BEGIN
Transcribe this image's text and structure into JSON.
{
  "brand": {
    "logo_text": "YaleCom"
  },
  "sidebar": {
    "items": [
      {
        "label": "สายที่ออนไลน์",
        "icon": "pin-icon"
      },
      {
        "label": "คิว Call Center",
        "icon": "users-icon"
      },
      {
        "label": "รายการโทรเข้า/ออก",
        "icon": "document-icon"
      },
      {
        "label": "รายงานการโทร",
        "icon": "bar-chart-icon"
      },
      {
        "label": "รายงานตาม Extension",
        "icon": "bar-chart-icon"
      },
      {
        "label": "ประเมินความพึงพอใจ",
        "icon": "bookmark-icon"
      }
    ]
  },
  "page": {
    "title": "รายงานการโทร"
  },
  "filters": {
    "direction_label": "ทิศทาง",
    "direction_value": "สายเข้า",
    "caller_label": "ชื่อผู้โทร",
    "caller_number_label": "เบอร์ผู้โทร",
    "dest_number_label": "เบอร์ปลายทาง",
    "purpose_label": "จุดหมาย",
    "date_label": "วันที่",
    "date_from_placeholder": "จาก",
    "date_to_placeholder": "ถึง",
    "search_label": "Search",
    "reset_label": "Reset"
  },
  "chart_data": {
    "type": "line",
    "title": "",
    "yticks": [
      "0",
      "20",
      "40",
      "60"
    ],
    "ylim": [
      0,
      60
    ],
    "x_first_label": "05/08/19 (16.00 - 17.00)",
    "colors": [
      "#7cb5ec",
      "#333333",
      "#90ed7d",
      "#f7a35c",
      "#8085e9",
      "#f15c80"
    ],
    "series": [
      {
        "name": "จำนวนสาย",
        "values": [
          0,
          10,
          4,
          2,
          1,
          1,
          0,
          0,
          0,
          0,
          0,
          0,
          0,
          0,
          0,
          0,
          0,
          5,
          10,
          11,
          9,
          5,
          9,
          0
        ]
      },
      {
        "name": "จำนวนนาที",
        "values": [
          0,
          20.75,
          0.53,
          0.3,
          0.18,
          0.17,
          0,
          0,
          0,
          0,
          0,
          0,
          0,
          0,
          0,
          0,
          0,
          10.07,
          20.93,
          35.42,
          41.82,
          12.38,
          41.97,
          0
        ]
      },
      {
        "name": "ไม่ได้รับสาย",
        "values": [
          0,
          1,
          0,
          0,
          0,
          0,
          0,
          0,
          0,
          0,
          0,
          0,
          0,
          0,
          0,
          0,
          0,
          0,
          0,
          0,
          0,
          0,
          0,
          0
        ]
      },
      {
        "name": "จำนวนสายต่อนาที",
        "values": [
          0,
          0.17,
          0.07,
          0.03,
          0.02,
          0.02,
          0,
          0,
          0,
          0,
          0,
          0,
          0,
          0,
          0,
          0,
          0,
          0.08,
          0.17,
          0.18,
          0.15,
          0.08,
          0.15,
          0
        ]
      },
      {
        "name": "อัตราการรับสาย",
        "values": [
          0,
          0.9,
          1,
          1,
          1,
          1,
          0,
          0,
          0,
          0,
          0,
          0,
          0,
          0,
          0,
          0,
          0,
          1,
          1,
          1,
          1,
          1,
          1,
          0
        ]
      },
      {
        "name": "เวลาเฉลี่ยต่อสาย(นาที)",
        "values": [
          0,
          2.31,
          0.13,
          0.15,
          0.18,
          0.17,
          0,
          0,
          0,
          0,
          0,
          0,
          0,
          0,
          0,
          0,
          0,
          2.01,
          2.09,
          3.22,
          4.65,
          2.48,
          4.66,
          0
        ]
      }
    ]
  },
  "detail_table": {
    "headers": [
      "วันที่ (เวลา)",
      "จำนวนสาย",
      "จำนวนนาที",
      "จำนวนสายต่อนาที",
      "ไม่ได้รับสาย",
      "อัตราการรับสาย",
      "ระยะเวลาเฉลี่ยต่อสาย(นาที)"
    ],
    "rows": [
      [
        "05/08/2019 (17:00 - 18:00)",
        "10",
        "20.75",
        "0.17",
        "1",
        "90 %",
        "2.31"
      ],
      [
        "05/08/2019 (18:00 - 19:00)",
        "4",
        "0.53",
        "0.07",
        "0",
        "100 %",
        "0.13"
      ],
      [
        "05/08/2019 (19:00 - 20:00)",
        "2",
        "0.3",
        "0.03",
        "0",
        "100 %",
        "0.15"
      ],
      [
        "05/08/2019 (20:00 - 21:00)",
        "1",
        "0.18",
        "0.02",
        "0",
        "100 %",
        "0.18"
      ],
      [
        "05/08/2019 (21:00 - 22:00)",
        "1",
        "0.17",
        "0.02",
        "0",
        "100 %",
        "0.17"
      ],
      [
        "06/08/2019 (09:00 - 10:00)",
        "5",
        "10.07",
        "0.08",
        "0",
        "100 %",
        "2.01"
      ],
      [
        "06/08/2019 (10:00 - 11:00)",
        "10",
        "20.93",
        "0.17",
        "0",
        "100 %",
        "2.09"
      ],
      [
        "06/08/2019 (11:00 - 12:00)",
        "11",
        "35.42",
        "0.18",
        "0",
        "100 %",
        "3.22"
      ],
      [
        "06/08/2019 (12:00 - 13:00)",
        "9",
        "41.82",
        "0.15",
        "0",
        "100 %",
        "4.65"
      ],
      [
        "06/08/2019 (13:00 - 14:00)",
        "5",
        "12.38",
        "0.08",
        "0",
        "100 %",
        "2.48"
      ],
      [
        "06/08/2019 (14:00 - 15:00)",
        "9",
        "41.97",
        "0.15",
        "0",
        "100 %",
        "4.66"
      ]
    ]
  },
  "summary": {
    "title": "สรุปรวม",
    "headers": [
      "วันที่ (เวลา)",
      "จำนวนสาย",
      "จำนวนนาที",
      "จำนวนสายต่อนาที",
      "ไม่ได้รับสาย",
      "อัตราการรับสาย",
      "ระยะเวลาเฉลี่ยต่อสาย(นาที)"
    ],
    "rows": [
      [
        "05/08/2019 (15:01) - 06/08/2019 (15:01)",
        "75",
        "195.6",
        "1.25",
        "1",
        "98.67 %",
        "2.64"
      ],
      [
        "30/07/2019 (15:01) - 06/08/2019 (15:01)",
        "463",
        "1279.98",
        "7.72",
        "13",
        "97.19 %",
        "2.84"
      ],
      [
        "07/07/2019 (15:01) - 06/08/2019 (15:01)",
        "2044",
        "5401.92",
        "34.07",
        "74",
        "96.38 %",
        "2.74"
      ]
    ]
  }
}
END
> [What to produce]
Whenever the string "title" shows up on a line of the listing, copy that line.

> [Output for this exercise]
    "title": "รายงานการโทร"
    "title": "",
    "title": "สรุปรวม",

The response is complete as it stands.